  8. The original word here is "pazarghidan", i.e. from the Turkish "pazar" ("bazaar") and "giden" ("going to"), that is, one who goes to the bazaar. Another word for the Arabic "samsar"/"simsar", that is, a broker, that is, one who buys here and sells there. In the parenthesis, the author also mentions the particulars that are dealt with by this broker. 

  9. No idea what the author refers to here. In popular Romanian speak "languor" ("lungoare", in the original) is another name for (lingering) typhoid fever. 

  10. Not much has changed today, only now they'll just forcefully sell you overpriced shit under the guise of, what did he call it? "sanitary service". For example, do you even remember how much a medical mask was worth before the great fuckdemic?

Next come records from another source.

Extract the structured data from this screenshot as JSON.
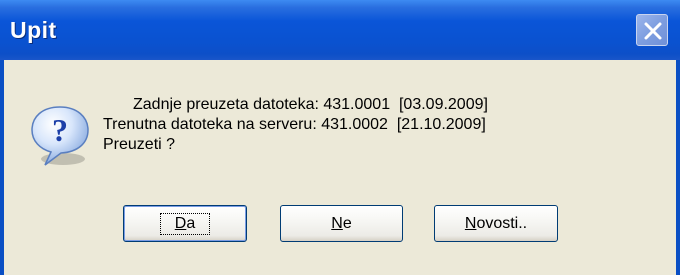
{
  "window": {
    "title": "Upit"
  },
  "icons": {
    "dialog_icon": "question-icon",
    "close_icon": "close-icon"
  },
  "message": {
    "line1": "Zadnje preuzeta datoteka: 431.0001  [03.09.2009]",
    "line2": "Trenutna datoteka na serveru: 431.0002  [21.10.2009]",
    "line3": "Preuzeti ?"
  },
  "buttons": {
    "yes": {
      "mnemonic": "D",
      "rest": "a"
    },
    "no": {
      "mnemonic": "N",
      "rest": "e"
    },
    "news": {
      "mnemonic": "N",
      "rest": "ovosti.."
    }
  },
  "colors": {
    "titlebar": "#0a55d8",
    "body": "#ece9d8",
    "button_border": "#003c74"
  }
}
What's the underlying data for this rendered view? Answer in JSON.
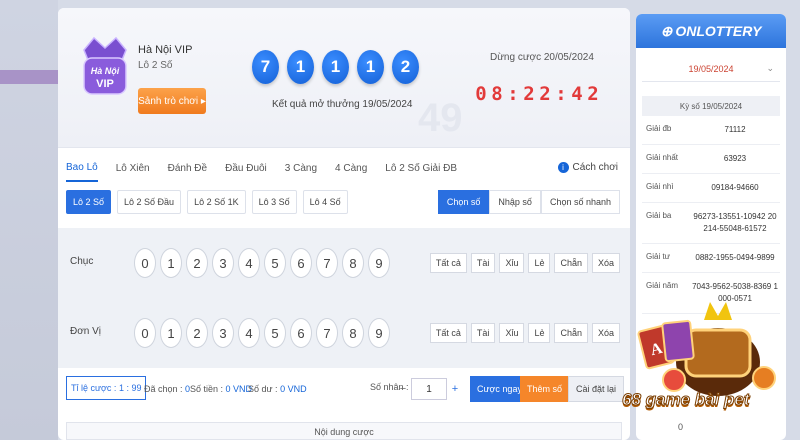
{
  "game": {
    "name": "Hà Nội VIP",
    "type": "Lô 2 Số",
    "play_button": "Sảnh trò chơi ▸",
    "logo_text": "Hà Nội VIP"
  },
  "result": {
    "balls": [
      "7",
      "1",
      "1",
      "1",
      "2"
    ],
    "caption": "Kết quả mở thưởng 19/05/2024"
  },
  "countdown": {
    "label": "Dừng cược 20/05/2024",
    "digits": [
      "0",
      "8",
      ":",
      "2",
      "2",
      ":",
      "4",
      "2"
    ]
  },
  "tabs": [
    "Bao Lô",
    "Lô Xiên",
    "Đánh Đề",
    "Đầu Đuôi",
    "3 Càng",
    "4 Càng",
    "Lô 2 Số Giải ĐB"
  ],
  "guide_label": "Cách chơi",
  "subtabs": [
    "Lô 2 Số",
    "Lô 2 Số Đầu",
    "Lô 2 Số 1K",
    "Lô 3 Số",
    "Lô 4 Số"
  ],
  "modes": [
    "Chọn số",
    "Nhập số",
    "Chọn số nhanh"
  ],
  "rows": [
    {
      "label": "Chục"
    },
    {
      "label": "Đơn Vị"
    }
  ],
  "digits": [
    "0",
    "1",
    "2",
    "3",
    "4",
    "5",
    "6",
    "7",
    "8",
    "9"
  ],
  "quick_picks": [
    "Tất cả",
    "Tài",
    "Xỉu",
    "Lẻ",
    "Chẵn",
    "Xóa"
  ],
  "footer": {
    "ratio_label": "Tỉ lệ cược :",
    "ratio_value": "1 : 99",
    "selected_label": "Đã chọn :",
    "selected_value": "0",
    "money_label": "Số tiền :",
    "money_value": "0 VND",
    "balance_label": "Số dư :",
    "balance_value": "0 VND",
    "multiplier_label": "Số nhân :",
    "multiplier_value": "1",
    "minus": "−",
    "plus": "+",
    "bet_now": "Cược ngay",
    "add_number": "Thêm số",
    "reset": "Cài đặt lại",
    "content_label": "Nội dung cược"
  },
  "sidebar": {
    "brand": "ONLOTTERY",
    "date": "19/05/2024",
    "draw_label": "Kỳ số 19/05/2024",
    "prizes": [
      {
        "name": "Giải đb",
        "value": "71112"
      },
      {
        "name": "Giải nhất",
        "value": "63923"
      },
      {
        "name": "Giải nhì",
        "value": "09184-94660"
      },
      {
        "name": "Giải ba",
        "value": "96273-13551-10942 20214-55048-61572"
      },
      {
        "name": "Giải tư",
        "value": "0882-1955-0494-9899"
      },
      {
        "name": "Giải năm",
        "value": "7043-9562-5038-8369 1000-0571"
      }
    ],
    "zero": "0"
  },
  "promo": {
    "text": "68 game bài pet"
  },
  "colors": {
    "accent": "#1565d8",
    "orange": "#f07b1e",
    "countdown": "#e23a3a"
  }
}
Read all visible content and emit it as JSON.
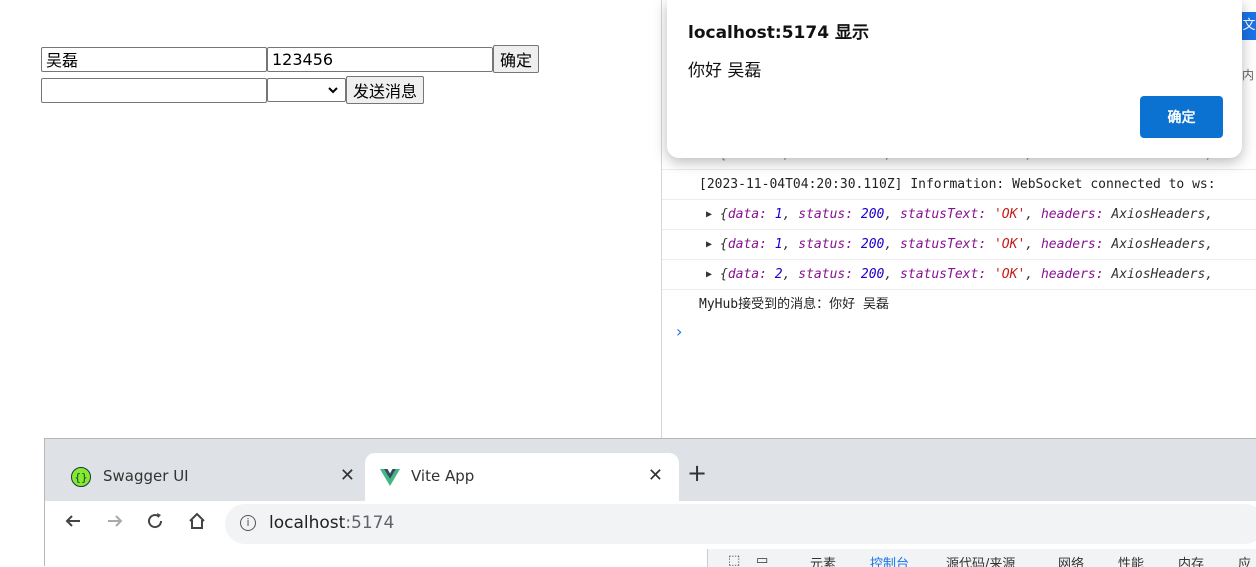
{
  "form": {
    "username_value": "吴磊",
    "password_value": "123456",
    "confirm_label": "确定",
    "message_value": "",
    "send_label": "发送消息"
  },
  "alert": {
    "title": "localhost:5174 显示",
    "message": "你好 吴磊",
    "ok_label": "确定"
  },
  "devtools": {
    "top_right_partial": "文",
    "side_partial": "内",
    "console_lines": [
      {
        "type": "log",
        "text": "[2023-11-04T04:20:30.110Z] Information: WebSocket connected to ws:"
      },
      {
        "type": "object",
        "data": "1",
        "status": "200",
        "statusText": "'OK'",
        "headers": "AxiosHeaders,"
      },
      {
        "type": "object",
        "data": "1",
        "status": "200",
        "statusText": "'OK'",
        "headers": "AxiosHeaders,"
      },
      {
        "type": "object",
        "data": "2",
        "status": "200",
        "statusText": "'OK'",
        "headers": "AxiosHeaders,"
      },
      {
        "type": "log",
        "text": "MyHub接受到的消息：你好 吴磊"
      }
    ],
    "prompt_symbol": "›"
  },
  "browser": {
    "tabs": [
      {
        "label": "Swagger UI",
        "active": false
      },
      {
        "label": "Vite App",
        "active": true
      }
    ],
    "url_host": "localhost",
    "url_port": ":5174",
    "devtools_tabs": [
      "元素",
      "控制台",
      "源代码/来源",
      "网络",
      "性能",
      "内存",
      "应"
    ]
  },
  "colors": {
    "accent": "#0b72d1",
    "vite_green": "#41b883",
    "swagger_green": "#85ea2d"
  }
}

    Oh, "supply and demand", you say? Demand, sure, but what the fuck supply are you even talking about? Don't come preaching to me about equilibriums in broken markets that you so obviously do not understand. I guess in retrospect that fuckwit Taleb was sorta right in his own way, you know, in that he'll readily admit that the virus was not a black swan; yet he is indeed a fuckwit, as for some reason known only to himself, he will readily omit that herd stupidity was the most unexpected multicoloured swan of 'em all. Nope, panic is never a proper response. To anything. If history is any guide, the only proper response is plundering the weak and the stupid, irrespective of anything, including nowadays' pretenses to decency, civilization and what have you.

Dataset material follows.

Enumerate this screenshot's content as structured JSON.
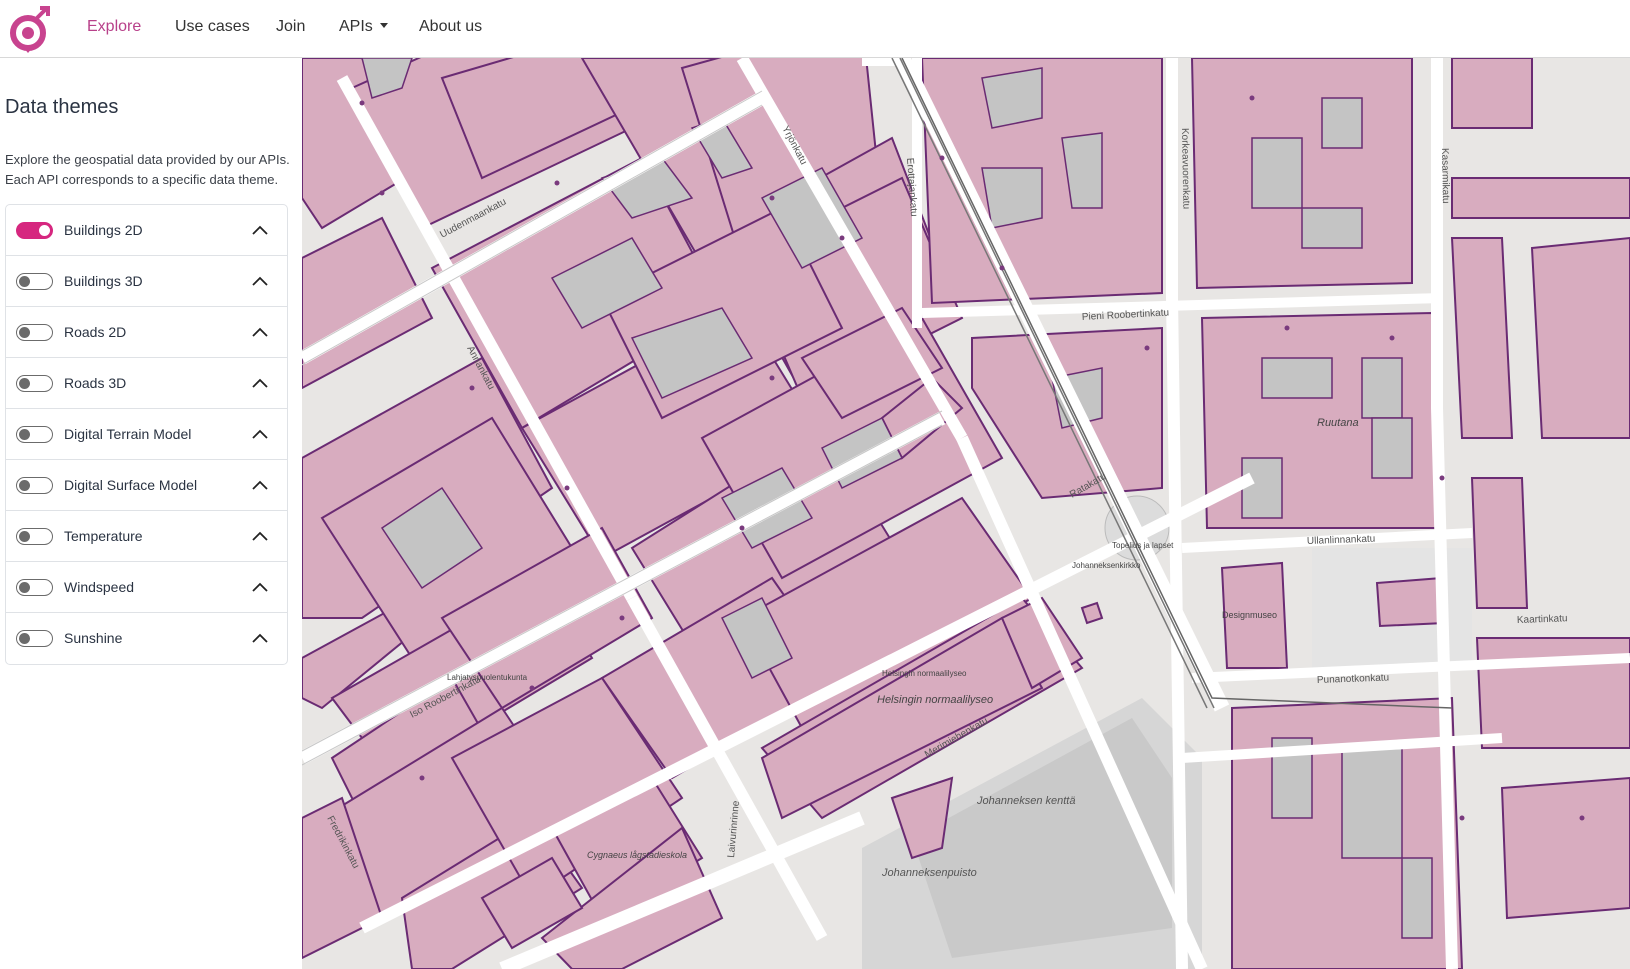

    In other words: sorry, but you deserve it, more so than the unfortunate souls from 1810s, and whatever ills or misfortunes may befall you from now on, the fates themselves won't help but laugh their asses off at you. Totul în viață se plătește

  11. Perhaps I am known to exaggerate from time to time, such as, when I ask myself whether nowadays' kids still know how to profit from life's pleasures. Nevertheless, I hear that some mayor or the other insists upon being a Grinch, or better yet, a Scrooge who hates Christmas, as well as this already sad little town and its inhabitants. Otherwise, if democracy were anything but an old whore on crack, they'd have sent him spinning by now, but things being what they are... see my previous footnote. 

Filed under: olds.
RSS 2.0 feed. Comment. Send trackback.

3 Responses to “Ion Ghica, Letters to Vasile Alecsandri: From the time of Caragea [ii]”

  1. [...] Following an epidemic, as well as after a war, humankind always looks to regain its level; apparently life becomes easier, lads' wealths and girls' dowries improve through inheritances and through the death of brothers and sisters with whom they would have otherwise shared the parently possessions, had the latter lived. When a great mortality occurs, people say that the bread grows cheaper -- and this belief had some grounding back then, as the country was back then lacking in exports and thus grains were only used for internal consumption. Under these circumstances, marriages had to become numerous, moreso as evil had plagued more beings. Thus, as soon as the plague ended, people started wedding. [...]

  2. [...] Turkish influences run so deep that back then no one in Rahova used the word "petrecere". It was either a bairam, i.e. [...]

  3. [...] ii: Caragea's covid the Great [...]

Leave a Reply